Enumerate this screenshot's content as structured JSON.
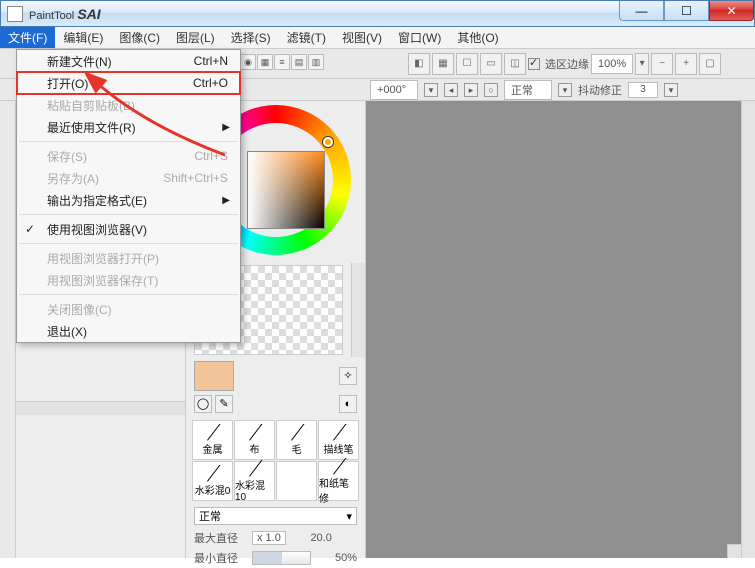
{
  "app": {
    "name_prefix": "PaintTool ",
    "name_bold": "SAI"
  },
  "menubar": {
    "file": "文件(F)",
    "edit": "编辑(E)",
    "image": "图像(C)",
    "layer": "图层(L)",
    "select": "选择(S)",
    "filter": "滤镜(T)",
    "view": "视图(V)",
    "window": "窗口(W)",
    "other": "其他(O)"
  },
  "file_menu": {
    "new": "新建文件(N)",
    "new_sc": "Ctrl+N",
    "open": "打开(O)",
    "open_sc": "Ctrl+O",
    "paste": "粘贴自剪贴板(B)",
    "recent": "最近使用文件(R)",
    "save": "保存(S)",
    "save_sc": "Ctrl+S",
    "saveas": "另存为(A)",
    "saveas_sc": "Shift+Ctrl+S",
    "export": "输出为指定格式(E)",
    "use_browser": "使用视图浏览器(V)",
    "browse_open": "用视图浏览器打开(P)",
    "browse_save": "用视图浏览器保存(T)",
    "close": "关闭图像(C)",
    "exit": "退出(X)"
  },
  "toolbar": {
    "sel_edge_label": "选区边缘",
    "zoom": "100%",
    "angle": "+000°",
    "blend": "正常",
    "stabilizer_label": "抖动修正",
    "stabilizer_value": "3"
  },
  "brushes": {
    "r0c0": "金属",
    "r0c1": "布",
    "r0c2": "毛",
    "r0c3": "描线笔",
    "r1c0": "水彩混0",
    "r1c1": "水彩混10",
    "r1c2": "",
    "r1c3": "和纸笔修"
  },
  "brush_mode": "正常",
  "params": {
    "max_size_label": "最大直径",
    "max_size_x": "x 1.0",
    "max_size_val": "20.0",
    "min_size_label": "最小直径",
    "min_size_pct": "50%"
  }
}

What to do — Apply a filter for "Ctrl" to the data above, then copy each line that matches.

Solution to this problem —
    "new_sc": "Ctrl+N",
    "open_sc": "Ctrl+O",
    "save_sc": "Ctrl+S",
    "saveas_sc": "Shift+Ctrl+S",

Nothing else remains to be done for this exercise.